Ladies' Smart Walking Gown 148 T - 1900
Ladies’ Smart Walking Gown No. 148 T
Described on Page 443 | For Illustration see Page 428
The costume shows faultless adjustment and is a walking gown that will undoubtedly enjoy popularity. Cloth of a fashionable blue-gray tone was the material used in the present development with silk for lining and self-strappings, buttons, and machine-stitching for decoration.
The carefully adjusted jacket is a stylish modification of the Eton modes. It deepens in the pointed outline below the waist at the center of the front and back and possesses a novelty in the tapering laps that are joined to the front edges of the fronts.
In this instance, the laps are turned back in stylish revers effect to disclose the shirt-waist. The Robespierre collar and rolling cuff, which complete the neck and two-seam sleeve respectively, are becoming features of the mode.
The skirt is of the latest cut and shows the popular dip at the top in front. It consists of seven gores shaped to give the fashionable sheath-like adjustment at the top and to flare in deep flutes at the bottom. The fullness at the back is arranged in an inverted box-plait.
For general wear, the costume could be stylishly reproduced in tweed, Cheviot, camel-hair, or suiting with stitching or machine-stitched strappings for the decorative finish.
The pattern, which is No. 4396 and costs Is. 3d. or 30 cents, is in nine sizes for ladies from thirty to forty-six inches, bust measure, and is pictured differently on page 438.
Ladies’ Two-Piece Costume No. 4396
For Description see Page 448 | For Illustrations see Page 438
No. 4396 Ladies’ Two-Piece Costume: consisting of an Eton Jacket to be made with a Standing or Robespierre Collar, and a Seven-Gored Flare Skirt to Be Made with The Conventional or a Decided Dip at the Top and in Round or Short-Sweep Length at the Bottom.
Different representations of this stylish costume may be viewed by referring to figures Nos. 142 T and 148 T in this magazine.
The two-piece costume remains in high esteem, no up-to-date woman now considering her wardrobe complete without at least one beautiful tailored gown.
For the present development of this original mode satin-faced gray cloth in one of the pastel tones was chosen with velvet for the collar and cuffs and machine- stitched strappings of the fabric for decoration.
The Eton is carefully adjusted and shapes a point at the lower edge of the front and back. A shapely lap is joined to each front, and the closing of the jacket is made in a double-breasted style to the throat with buttons and button-holes, but, if liked, it may be worn open, and the fronts reversed to the lower edge.
A breast pocket, covered with a lap, is inserted in the left front. A feature of the mode is the Robespierre collar, which may be replaced by a plain standing collar; the close-fitting sleeves are completed with turn-back cuffs.

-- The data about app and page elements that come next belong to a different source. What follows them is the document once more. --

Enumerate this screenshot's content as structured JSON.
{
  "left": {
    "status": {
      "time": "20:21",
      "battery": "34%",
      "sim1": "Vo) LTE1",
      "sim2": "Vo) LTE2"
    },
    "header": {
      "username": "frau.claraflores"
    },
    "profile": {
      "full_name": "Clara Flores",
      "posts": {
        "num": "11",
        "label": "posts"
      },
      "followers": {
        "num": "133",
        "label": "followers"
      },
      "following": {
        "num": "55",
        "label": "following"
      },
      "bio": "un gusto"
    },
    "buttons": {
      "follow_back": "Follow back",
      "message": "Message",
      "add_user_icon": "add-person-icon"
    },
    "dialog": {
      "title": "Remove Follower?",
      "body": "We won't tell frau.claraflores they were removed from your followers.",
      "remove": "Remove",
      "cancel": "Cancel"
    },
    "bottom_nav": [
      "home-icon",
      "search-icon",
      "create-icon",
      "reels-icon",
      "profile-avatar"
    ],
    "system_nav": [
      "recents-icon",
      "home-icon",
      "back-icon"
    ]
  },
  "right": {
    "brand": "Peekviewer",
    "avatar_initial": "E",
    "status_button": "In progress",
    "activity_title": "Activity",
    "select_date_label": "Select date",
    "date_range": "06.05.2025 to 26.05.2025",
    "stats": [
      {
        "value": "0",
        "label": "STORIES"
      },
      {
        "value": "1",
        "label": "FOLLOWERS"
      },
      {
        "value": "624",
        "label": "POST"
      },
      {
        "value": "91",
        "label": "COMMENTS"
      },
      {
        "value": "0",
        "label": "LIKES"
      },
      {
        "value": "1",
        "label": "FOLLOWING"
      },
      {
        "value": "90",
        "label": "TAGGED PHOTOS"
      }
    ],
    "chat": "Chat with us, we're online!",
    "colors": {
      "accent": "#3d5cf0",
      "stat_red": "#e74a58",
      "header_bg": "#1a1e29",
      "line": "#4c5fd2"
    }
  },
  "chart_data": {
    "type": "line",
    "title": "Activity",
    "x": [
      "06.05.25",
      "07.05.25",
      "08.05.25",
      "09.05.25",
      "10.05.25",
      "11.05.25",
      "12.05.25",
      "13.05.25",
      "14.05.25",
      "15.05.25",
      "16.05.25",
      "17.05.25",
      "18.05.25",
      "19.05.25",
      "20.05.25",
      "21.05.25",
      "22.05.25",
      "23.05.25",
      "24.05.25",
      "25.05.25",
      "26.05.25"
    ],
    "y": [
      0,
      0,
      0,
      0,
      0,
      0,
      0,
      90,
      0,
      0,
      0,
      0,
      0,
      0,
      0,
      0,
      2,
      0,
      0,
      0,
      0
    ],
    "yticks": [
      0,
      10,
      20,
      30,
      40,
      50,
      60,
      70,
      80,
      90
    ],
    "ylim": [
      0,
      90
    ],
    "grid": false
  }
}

The skirt has seven gores, the shaping causing it to fit with sheath-like closeness to the knee, below which the seams are well sprung, producing a decided flare at the foot.

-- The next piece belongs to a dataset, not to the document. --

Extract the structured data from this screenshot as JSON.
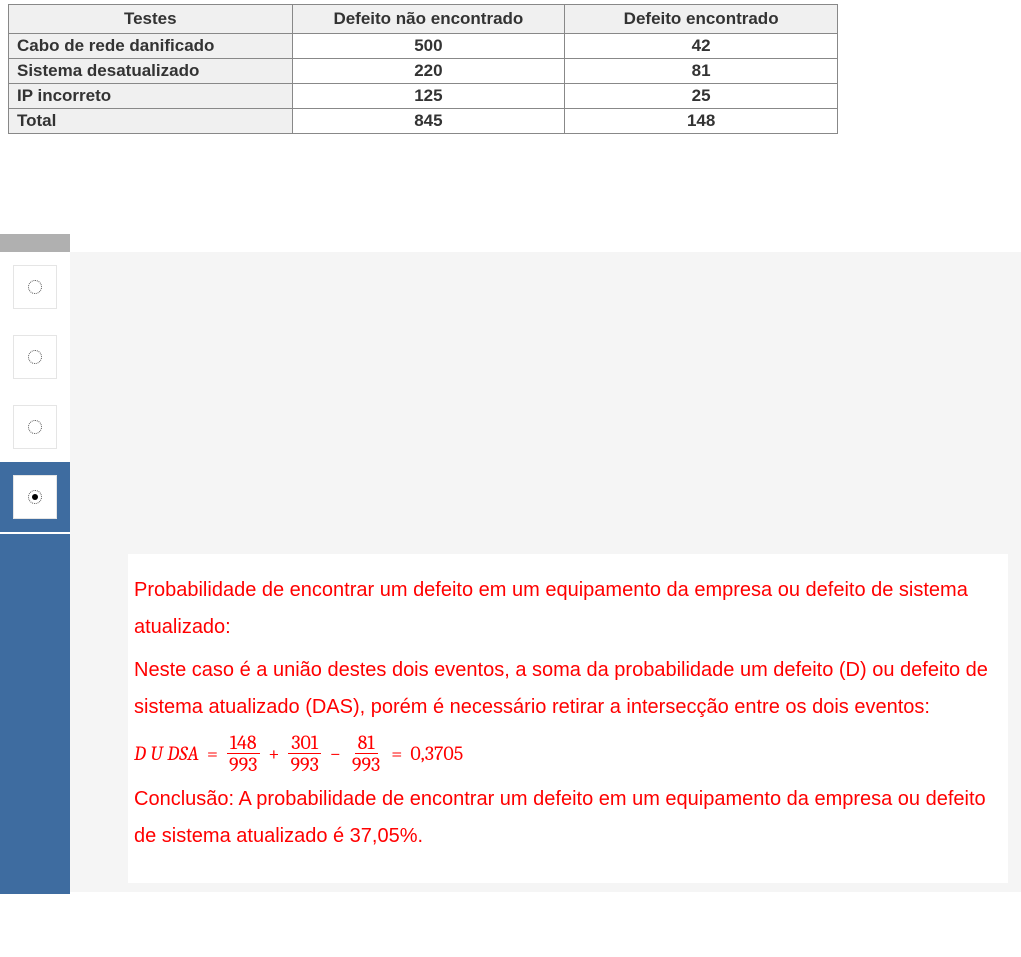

The design shows the popular dip at the top in front following the decree of Fashion, and in the medium sizes, the skirt falls in an outline of about three yards and three-fourths.
The dip may be of the conventional order or very decided to give the graceful, long-waisted effect so pronounced a feature of this season’s fashionable modes. At the back, the fullness is taken up in an under-folded box-plait, and the skirt may be in round or short-sweep length.
A costume of this description could be reproduced in Venetian cloth with stitched strappings of the material as a decorative finish. Beige or tan fabric would be equally attractive with velvet or panne in a slightly darker shade for inlaying the collar and cuffs.
We have pattern No. 4396 in nine sizes for ladies from thirty to forty-six inches, bust measure.
To make the costume for a lady of medium size requires four yards and an eighth of fabric fifty-four inches wide with half a yard of velvet twenty inches wide for the collar and cuffs.
Price of pattern, 1s. 3d. or 30 cents.
"Descriptions of Figures in Colors, Tints, Etc., Shown on First Page of Cover and Pages 423 to 437 Inclusive," in The Delineator: An Illustrated Magazine of Literature and Fashion, Paris-London-New York: The Butterick Publishing Co. Ltd., Vol. LVI, No. 4, October 1900, p. 428, 438, 443, 448
Editor's Note: Some terminology used in the description of women's clothing during the 1800s and early 1900s has been changed to reflect more modern terms. For example, a women's "Toilette" -- a form of costume or outfit has an entirely different common meaning in the 21st century. Typical terms applied to "toilette" include outfit, ensemble, or costume, depending on context.
Note: We have edited this text to correct grammatical errors and improve word choice to clarify the article for today’s readers. Changes made are typically minor, and we often left passive text “as is.” Those who need to quote the article directly should verify any changes by reviewing the original material.